BEGIN DATA TO PROCESS

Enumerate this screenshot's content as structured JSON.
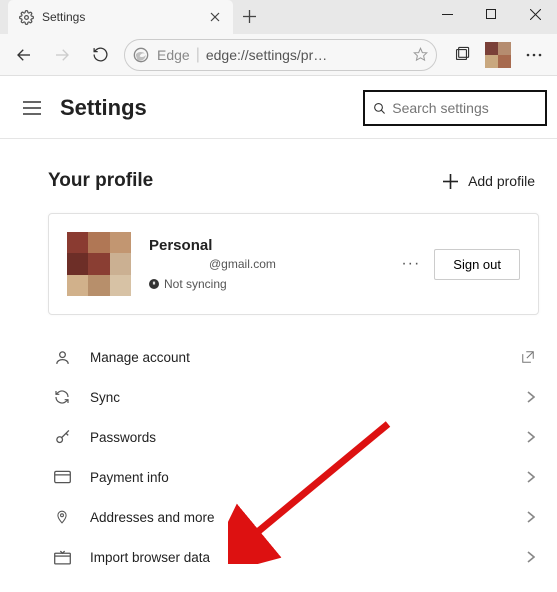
{
  "tab": {
    "title": "Settings"
  },
  "omnibox": {
    "brand": "Edge",
    "url": "edge://settings/pr…"
  },
  "page": {
    "title": "Settings"
  },
  "search": {
    "placeholder": "Search settings"
  },
  "section": {
    "title": "Your profile",
    "add_label": "Add profile"
  },
  "profile": {
    "name": "Personal",
    "email": "@gmail.com",
    "sync_status": "Not syncing",
    "signout_label": "Sign out"
  },
  "rows": [
    {
      "label": "Manage account"
    },
    {
      "label": "Sync"
    },
    {
      "label": "Passwords"
    },
    {
      "label": "Payment info"
    },
    {
      "label": "Addresses and more"
    },
    {
      "label": "Import browser data"
    }
  ]
}
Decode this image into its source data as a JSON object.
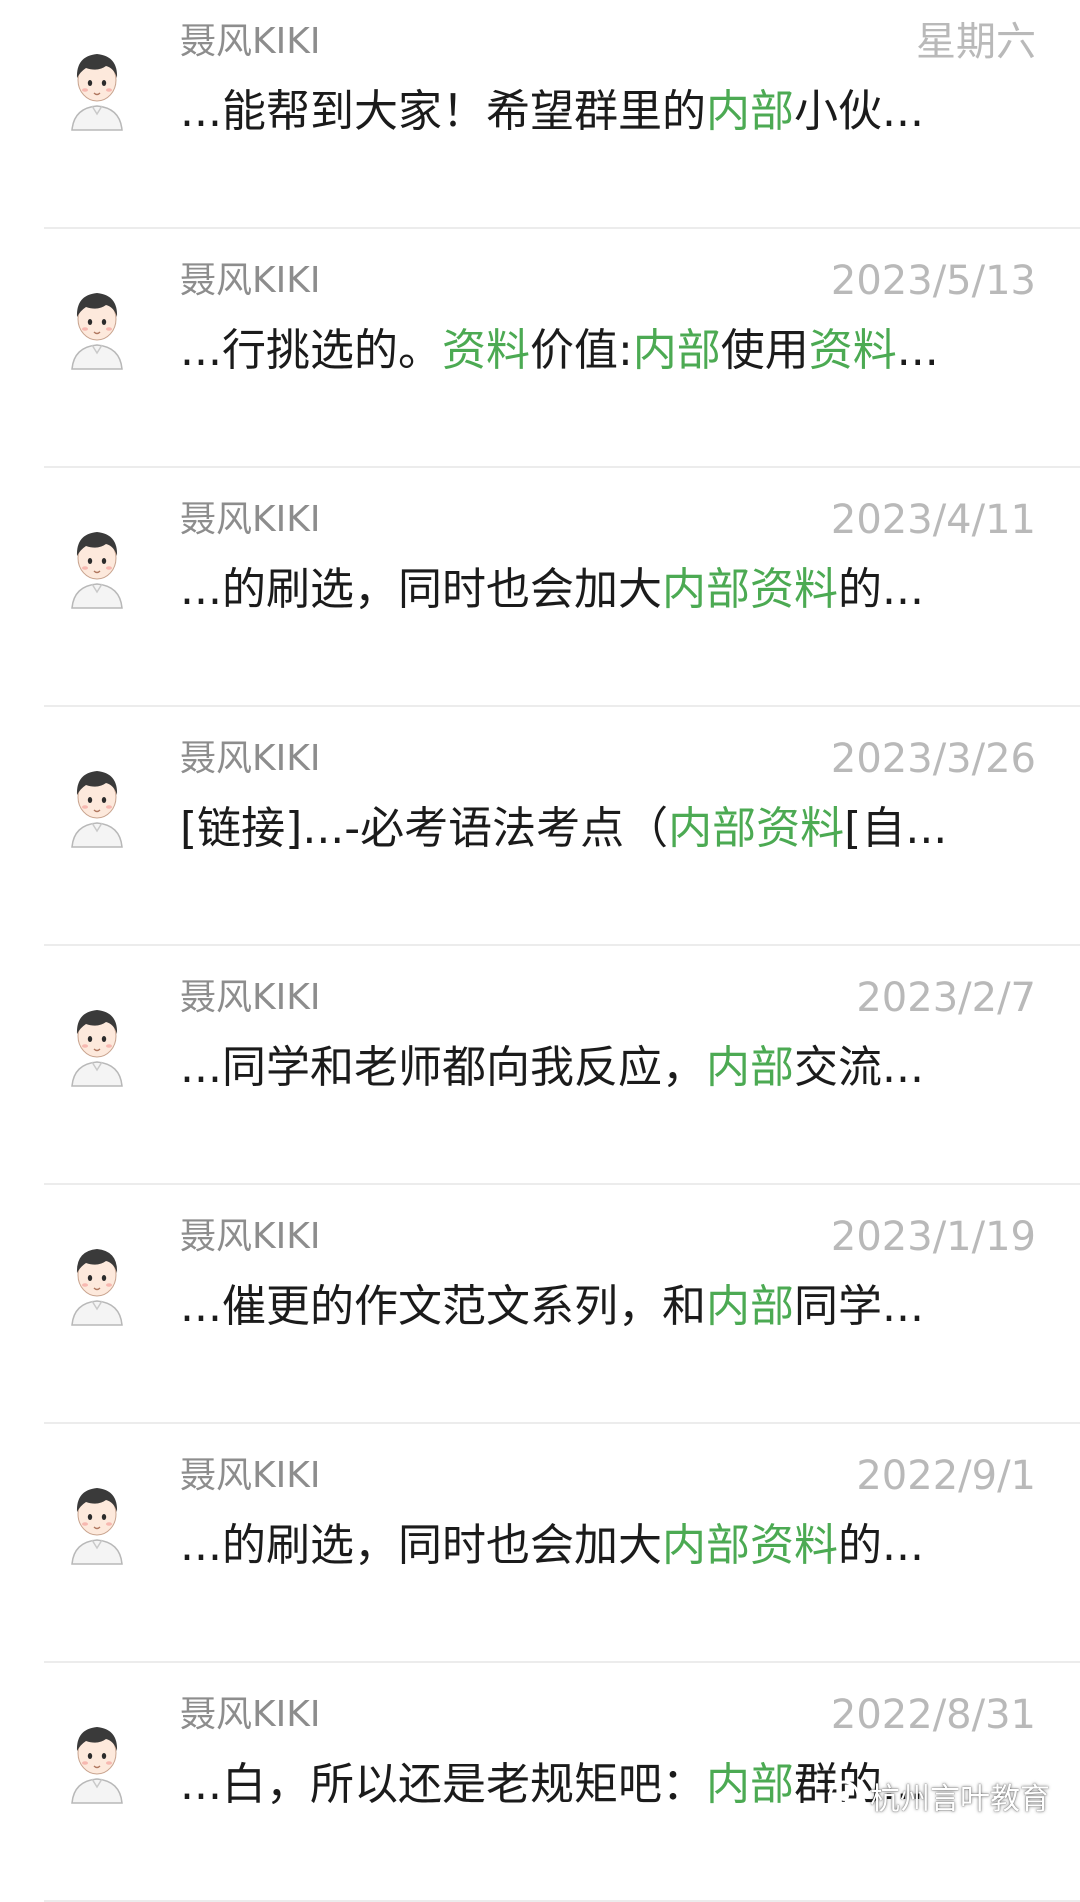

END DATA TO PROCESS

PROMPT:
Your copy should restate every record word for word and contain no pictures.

OUTPUT:
Enumerate this screenshot's content as structured JSON.
{
  "tab": {
    "title": "Settings"
  },
  "omnibox": {
    "brand": "Edge",
    "url": "edge://settings/pr…"
  },
  "page": {
    "title": "Settings"
  },
  "search": {
    "placeholder": "Search settings"
  },
  "section": {
    "title": "Your profile",
    "add_label": "Add profile"
  },
  "profile": {
    "name": "Personal",
    "email": "@gmail.com",
    "sync_status": "Not syncing",
    "signout_label": "Sign out"
  },
  "rows": [
    {
      "label": "Manage account"
    },
    {
      "label": "Sync"
    },
    {
      "label": "Passwords"
    },
    {
      "label": "Payment info"
    },
    {
      "label": "Addresses and more"
    },
    {
      "label": "Import browser data"
    }
  ]
}
Decode this image into its source data as a JSON object.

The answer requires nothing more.